Artist Deborah Roberts explores how race shapes perceptions of beauty and innocence

By Nihar Patel

Deborah Roberts, “The duty of disobedience,” 2020. Mixed media collage on canvas. Image courtesy the California African American Museum. Photograph by Paul Bardagjy.

A blank white canvas provides the backdrop for much of artist Deborah Roberts’ work. That white space contrasts with the bodies and faces of Black youth.

“The work is really about how we perceive Black children. … We often adultify Black girls and boys,” says Lindsay Preston Zappas, founder and editor-in-chief of Contemporary Art Review Los Angeles. “It’s a really deliberate strategy she uses to get at these much larger issues of systemic racism in our country.”

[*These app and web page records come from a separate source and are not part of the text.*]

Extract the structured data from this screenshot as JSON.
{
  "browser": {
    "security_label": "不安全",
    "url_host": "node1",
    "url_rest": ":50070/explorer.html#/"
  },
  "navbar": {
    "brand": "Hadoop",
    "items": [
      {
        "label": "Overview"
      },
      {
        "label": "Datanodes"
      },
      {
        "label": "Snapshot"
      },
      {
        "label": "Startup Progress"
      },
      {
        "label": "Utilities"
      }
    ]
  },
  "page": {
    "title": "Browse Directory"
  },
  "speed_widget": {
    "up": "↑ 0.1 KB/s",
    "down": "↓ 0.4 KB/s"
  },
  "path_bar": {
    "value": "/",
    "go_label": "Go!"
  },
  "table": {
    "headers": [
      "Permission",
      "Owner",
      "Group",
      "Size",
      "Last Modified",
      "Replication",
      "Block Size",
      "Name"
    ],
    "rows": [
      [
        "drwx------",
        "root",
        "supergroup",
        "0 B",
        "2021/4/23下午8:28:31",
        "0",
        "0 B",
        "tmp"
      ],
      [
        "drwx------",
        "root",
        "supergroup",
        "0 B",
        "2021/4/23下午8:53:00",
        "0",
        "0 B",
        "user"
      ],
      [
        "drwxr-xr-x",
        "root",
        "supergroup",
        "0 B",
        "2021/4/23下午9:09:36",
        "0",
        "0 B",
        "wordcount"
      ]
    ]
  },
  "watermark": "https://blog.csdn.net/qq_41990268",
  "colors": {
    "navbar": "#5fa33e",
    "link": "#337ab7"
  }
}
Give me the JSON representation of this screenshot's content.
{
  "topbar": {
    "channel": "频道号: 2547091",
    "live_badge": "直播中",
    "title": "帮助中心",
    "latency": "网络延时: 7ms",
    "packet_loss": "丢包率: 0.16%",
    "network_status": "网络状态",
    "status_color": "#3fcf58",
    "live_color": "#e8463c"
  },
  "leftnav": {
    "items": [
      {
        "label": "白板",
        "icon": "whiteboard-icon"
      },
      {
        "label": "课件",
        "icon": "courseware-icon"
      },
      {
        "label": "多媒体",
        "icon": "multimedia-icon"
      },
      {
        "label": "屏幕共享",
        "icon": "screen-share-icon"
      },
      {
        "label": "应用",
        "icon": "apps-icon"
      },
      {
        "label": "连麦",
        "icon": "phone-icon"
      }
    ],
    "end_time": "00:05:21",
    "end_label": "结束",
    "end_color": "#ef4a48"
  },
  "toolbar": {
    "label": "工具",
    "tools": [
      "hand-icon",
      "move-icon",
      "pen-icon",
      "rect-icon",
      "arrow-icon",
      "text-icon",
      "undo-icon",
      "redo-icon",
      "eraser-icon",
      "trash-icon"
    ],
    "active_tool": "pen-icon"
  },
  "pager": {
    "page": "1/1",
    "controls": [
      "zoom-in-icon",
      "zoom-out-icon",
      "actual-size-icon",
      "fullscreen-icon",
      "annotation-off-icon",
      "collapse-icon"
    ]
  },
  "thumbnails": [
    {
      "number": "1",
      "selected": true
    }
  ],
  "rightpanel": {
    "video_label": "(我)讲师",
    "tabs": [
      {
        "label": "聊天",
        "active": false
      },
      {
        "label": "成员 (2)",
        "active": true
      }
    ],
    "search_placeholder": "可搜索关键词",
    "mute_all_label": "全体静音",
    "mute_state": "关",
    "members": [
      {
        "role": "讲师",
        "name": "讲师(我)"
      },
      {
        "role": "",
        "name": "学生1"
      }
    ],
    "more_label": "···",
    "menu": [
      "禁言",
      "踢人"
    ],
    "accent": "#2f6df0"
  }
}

In her collages, Roberts reassembles the bodies and faces from other photos and paintings from the internet.

“Some of the pieces, the kids are literally just standing there … as if they have been playing, and we interrupted them as a viewer, and they’re looking up at us.”

Roberts references instances when Black kids interact with police, and how those situations often end in violence. In one of her works, “Cock-a-doodle-do,” a boy is trying to appear tough by flexing his arms, but lacks any muscle. Roberts has said she took her inspiration from 12-year-old Tamir Rice, who was killed by Cleveland police.

In addition to her figurative work, Roberts also explores how Black female names can be questioned. In one piece, a red squiggle — similar to a Microsoft Word spell check prompt — underlines the name of a Black woman who has gone missing.

“She’s really speaking to the ways our systems are biased, even down to the technology we use, even to this kind of daily messaging we’re receiving,” says Preston Zappas.

The exhibition runs through August 20. You can see most of it at Art + Practice in Leimert Park. One of Deborah Roberts’ murals is at the California African-American Museum near Exposition Park.